Entercom Communications’ latest earnings data shows that it boosted revenue and grew operating income to wrap up 2016. But that news will likely be overshadowed implications of its pending merger with CBS Radio.
The Bala Cynwyd, Pa.,-based company, the fourth-largest U.S. radio broadcasting company, increased net revenues for Q4 by 5% to $123.2 million. Adjusted EBITDA was flat for the quarter at $35.2 million while station expenses jumped 6% to $81.1 million.
Entercom President and CEO David Field pointed to “a solid quarter of organic growth,” which he said “completed an excellent year with same station revenues increasing 4% and free cash flow improvement of 16%.” Full year highlights for Entercom included net revenues up 12% to $460.2 million in 2016 and station operating income up 14% to $142.9 million from the previous year.
The company is now focused on its pending merger with CBS Radio, Field said, which is expected to be completed in the second half of 2017. The combined Entercom/CBS Radio will have 244 stations and operate in 23 of the top 25 radio markets, it says. The transaction is still subject to regulatory and Entercom stockholder approvals. The combination is expected to create the second largest radio group in terms of revenue in the country, trailing only iHeartMedia.
“We’ve already begun the early phases of transition and integration. This is going to be an impressive company with sufficient scale to compete with the likes of iHeartMedia and other larger national media. Going forward we will be positioned to capitalize on the rapidly growing areas of digital and events,” Field said.

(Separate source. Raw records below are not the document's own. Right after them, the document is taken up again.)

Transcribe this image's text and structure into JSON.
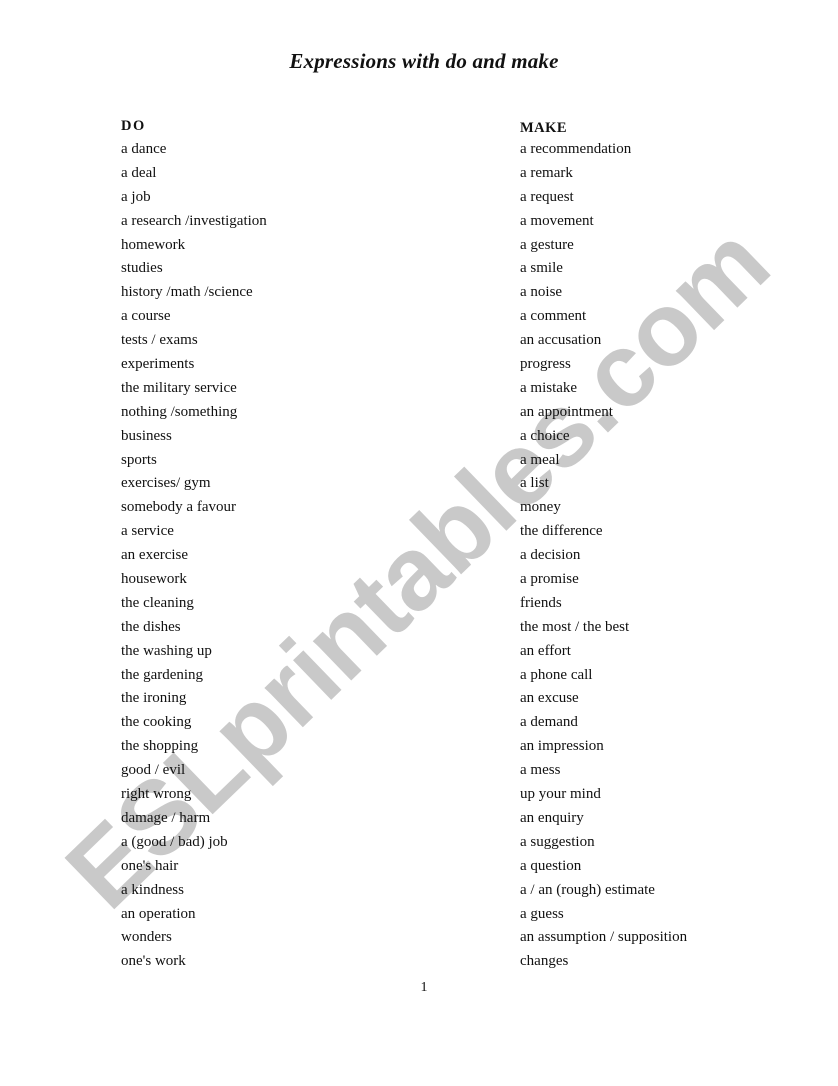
{
  "document": {
    "title": "Expressions with do and make",
    "watermark": "ESLprintables.com",
    "page_number": "1"
  },
  "columns": {
    "do": {
      "header": "DO",
      "items": [
        "a dance",
        "a deal",
        "a job",
        "a research /investigation",
        "homework",
        "studies",
        "history /math /science",
        "a course",
        "tests / exams",
        "experiments",
        "the military service",
        "nothing /something",
        "business",
        "sports",
        "exercises/ gym",
        "somebody a favour",
        "a service",
        "an exercise",
        "housework",
        "the cleaning",
        "the dishes",
        "the washing up",
        "the gardening",
        "the ironing",
        "the cooking",
        "the shopping",
        "good / evil",
        "right wrong",
        "damage / harm",
        "a (good / bad) job",
        "one's hair",
        "a kindness",
        "an operation",
        "wonders",
        "one's work"
      ]
    },
    "make": {
      "header": "MAKE",
      "items": [
        "a recommendation",
        "a remark",
        "a request",
        "a movement",
        "a gesture",
        "a smile",
        "a noise",
        "a comment",
        "an accusation",
        "progress",
        "a mistake",
        "an appointment",
        "a choice",
        "a meal",
        "a list",
        "money",
        "the difference",
        "a decision",
        "a promise",
        "friends",
        "the most / the best",
        "an effort",
        "a phone call",
        "an excuse",
        "a demand",
        "an impression",
        "a mess",
        "up your mind",
        "an enquiry",
        "a suggestion",
        "a question",
        "a / an (rough) estimate",
        "a guess",
        "an assumption / supposition",
        "changes"
      ]
    }
  }
}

He has been traveling with a team of Entercom executives to CBS Radio markets to visit properties; he noted that the company has handed back to the FCC the license of KDND(FM) in Sacramento, Calif., to help facilitate the CBS merger. Circumstances surrounding surrender of the license gained attention due to challenges filed with the FCC against the station’s license renewal. KDND gained notoriety for a fatality associated with a promotion called “Hold Your Wee for a Wii” contest in 2007. Several groups targeted the station’s license renewal process.
As a result of the merger, Entercom must divest four of nine FM signals in Sacramento, among other holdings. The new entity is expected to divest up to 15 radio stations in markets that overlap as required by FCC rules. Field said there is already a high level of interest in the divestiture stations going on the block.
Also from the conference call: Entercom’s board during the quarter approved the refinancing of the company’s debt to reduce interest payments significantly, and earlier it approved a quarterly dividend on the company’s stock of $0.075 per share.
Field said Wednesday during the earnings call that the best-performing categories for the radio broadcaster in Q4 2016 were department stores, home furnishings, drug stores and restaurants. Entercom’s best-performing markets were Boston, Greensboro, N.C., Indianapolis and Miami.